• What needs to be done:
Only the lines with "name" in the entries below belong in the answer; please copy them.
─── Excerpted data
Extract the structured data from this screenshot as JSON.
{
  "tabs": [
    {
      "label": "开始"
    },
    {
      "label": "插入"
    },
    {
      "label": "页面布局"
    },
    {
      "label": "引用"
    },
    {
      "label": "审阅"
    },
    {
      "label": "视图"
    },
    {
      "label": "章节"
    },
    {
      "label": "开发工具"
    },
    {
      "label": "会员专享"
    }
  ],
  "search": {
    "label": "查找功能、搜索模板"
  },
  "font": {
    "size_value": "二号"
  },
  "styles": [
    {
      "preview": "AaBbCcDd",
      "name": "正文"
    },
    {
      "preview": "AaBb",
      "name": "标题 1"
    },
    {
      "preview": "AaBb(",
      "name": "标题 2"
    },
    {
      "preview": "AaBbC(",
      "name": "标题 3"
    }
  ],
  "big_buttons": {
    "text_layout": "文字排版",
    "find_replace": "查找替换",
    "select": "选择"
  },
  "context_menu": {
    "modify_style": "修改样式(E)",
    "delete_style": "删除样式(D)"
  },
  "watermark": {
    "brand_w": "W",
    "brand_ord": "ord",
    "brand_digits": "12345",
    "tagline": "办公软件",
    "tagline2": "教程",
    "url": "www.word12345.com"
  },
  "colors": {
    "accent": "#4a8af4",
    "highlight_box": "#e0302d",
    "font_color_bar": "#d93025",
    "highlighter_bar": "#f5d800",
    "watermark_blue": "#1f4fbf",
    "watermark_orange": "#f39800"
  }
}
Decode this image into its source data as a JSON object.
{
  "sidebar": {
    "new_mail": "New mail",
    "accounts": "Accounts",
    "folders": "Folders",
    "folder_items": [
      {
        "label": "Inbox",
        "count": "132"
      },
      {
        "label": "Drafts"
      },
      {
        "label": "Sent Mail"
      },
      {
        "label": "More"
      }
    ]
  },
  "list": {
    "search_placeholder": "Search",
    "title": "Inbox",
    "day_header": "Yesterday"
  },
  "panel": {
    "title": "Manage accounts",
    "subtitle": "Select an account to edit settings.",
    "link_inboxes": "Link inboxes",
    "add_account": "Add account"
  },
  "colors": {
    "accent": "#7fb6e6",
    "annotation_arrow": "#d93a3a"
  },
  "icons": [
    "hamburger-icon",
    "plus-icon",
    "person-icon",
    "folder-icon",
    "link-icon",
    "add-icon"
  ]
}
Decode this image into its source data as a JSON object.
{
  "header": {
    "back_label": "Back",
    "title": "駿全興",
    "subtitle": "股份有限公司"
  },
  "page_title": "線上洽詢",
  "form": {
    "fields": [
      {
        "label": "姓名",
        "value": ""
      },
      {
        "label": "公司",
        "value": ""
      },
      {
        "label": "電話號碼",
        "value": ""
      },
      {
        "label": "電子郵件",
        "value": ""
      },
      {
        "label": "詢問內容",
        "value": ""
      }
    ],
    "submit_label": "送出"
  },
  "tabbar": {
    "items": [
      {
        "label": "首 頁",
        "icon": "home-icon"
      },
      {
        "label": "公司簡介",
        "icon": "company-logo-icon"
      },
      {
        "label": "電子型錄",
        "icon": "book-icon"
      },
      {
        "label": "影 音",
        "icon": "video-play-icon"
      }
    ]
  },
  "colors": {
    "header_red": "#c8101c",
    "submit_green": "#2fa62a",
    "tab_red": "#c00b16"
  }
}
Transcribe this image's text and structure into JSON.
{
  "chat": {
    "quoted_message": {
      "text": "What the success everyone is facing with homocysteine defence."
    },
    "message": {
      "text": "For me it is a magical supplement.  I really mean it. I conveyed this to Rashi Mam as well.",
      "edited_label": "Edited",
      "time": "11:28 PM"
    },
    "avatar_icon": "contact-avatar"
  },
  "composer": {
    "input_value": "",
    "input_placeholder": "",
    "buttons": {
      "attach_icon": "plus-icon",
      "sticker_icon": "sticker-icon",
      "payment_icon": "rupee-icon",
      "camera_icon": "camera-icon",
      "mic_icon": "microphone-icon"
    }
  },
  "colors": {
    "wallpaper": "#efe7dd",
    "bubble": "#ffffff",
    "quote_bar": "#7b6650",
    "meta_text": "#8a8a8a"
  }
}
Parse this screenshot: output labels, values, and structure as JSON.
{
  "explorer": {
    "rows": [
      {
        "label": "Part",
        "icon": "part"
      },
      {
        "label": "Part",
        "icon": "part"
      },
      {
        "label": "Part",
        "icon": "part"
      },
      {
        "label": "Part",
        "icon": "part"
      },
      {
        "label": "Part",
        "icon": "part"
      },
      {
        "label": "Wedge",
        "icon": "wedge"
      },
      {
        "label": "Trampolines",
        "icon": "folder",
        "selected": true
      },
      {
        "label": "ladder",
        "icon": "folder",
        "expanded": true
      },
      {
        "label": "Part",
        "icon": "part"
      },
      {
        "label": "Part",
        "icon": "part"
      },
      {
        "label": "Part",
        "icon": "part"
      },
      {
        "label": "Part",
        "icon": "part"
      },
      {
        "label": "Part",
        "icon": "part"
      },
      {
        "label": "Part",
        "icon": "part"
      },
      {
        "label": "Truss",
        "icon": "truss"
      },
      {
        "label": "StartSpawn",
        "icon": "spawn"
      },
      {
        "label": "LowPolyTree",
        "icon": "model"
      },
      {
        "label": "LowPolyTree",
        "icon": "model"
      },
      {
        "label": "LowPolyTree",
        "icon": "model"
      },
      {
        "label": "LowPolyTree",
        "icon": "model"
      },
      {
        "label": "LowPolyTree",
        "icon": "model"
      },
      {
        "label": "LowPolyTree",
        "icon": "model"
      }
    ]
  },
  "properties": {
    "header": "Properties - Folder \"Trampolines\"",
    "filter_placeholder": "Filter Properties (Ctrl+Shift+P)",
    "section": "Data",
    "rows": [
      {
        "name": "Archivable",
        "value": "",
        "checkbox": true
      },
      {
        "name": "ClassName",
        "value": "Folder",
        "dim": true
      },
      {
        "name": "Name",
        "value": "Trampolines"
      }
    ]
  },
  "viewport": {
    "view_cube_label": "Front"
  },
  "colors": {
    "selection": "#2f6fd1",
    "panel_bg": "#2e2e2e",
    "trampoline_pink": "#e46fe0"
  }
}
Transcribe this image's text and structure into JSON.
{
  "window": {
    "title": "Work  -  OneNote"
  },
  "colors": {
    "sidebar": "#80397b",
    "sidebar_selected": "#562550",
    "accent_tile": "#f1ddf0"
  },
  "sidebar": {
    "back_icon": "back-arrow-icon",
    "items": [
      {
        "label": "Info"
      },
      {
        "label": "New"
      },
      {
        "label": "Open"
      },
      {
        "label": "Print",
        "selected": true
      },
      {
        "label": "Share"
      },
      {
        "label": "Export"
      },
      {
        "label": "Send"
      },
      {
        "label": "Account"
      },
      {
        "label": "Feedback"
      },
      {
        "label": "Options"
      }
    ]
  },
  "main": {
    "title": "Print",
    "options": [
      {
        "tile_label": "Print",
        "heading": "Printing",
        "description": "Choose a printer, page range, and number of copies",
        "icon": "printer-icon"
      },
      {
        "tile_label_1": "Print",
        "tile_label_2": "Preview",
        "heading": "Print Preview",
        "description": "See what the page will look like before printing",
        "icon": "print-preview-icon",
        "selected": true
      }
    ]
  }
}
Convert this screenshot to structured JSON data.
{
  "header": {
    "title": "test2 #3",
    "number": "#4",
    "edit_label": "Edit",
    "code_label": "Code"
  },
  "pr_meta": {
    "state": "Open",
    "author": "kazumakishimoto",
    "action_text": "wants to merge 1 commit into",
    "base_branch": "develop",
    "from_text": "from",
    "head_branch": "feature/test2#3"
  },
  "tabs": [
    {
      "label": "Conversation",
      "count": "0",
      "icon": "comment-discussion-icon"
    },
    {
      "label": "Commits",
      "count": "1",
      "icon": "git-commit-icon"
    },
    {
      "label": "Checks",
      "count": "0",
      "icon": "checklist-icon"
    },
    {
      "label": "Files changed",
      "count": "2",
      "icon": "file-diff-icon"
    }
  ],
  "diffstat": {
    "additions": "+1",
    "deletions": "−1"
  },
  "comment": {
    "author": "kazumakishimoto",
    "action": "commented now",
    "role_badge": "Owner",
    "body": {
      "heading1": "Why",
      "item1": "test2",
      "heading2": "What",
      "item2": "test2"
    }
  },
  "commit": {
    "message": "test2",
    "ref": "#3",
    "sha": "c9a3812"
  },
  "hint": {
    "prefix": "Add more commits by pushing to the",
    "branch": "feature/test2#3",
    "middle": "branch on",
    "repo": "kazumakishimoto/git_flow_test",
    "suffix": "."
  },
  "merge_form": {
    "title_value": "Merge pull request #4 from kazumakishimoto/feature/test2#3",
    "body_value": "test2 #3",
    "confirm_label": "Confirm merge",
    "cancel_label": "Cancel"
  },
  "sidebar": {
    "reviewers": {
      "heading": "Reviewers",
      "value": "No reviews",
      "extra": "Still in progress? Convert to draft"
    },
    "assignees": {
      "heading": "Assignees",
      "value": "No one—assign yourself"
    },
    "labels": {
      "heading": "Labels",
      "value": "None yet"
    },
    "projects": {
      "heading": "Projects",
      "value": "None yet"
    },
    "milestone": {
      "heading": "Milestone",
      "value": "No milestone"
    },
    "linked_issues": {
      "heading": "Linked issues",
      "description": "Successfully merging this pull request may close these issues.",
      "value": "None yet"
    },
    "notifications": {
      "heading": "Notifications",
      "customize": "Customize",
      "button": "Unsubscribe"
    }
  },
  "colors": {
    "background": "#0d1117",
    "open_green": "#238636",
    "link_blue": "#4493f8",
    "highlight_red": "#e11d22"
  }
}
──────
• Solution for this task:
      "name": "正文"
      "name": "标题 1"
      "name": "标题 2"
      "name": "标题 3"
        "name": "Archivable",
        "name": "ClassName",
        "name": "Name",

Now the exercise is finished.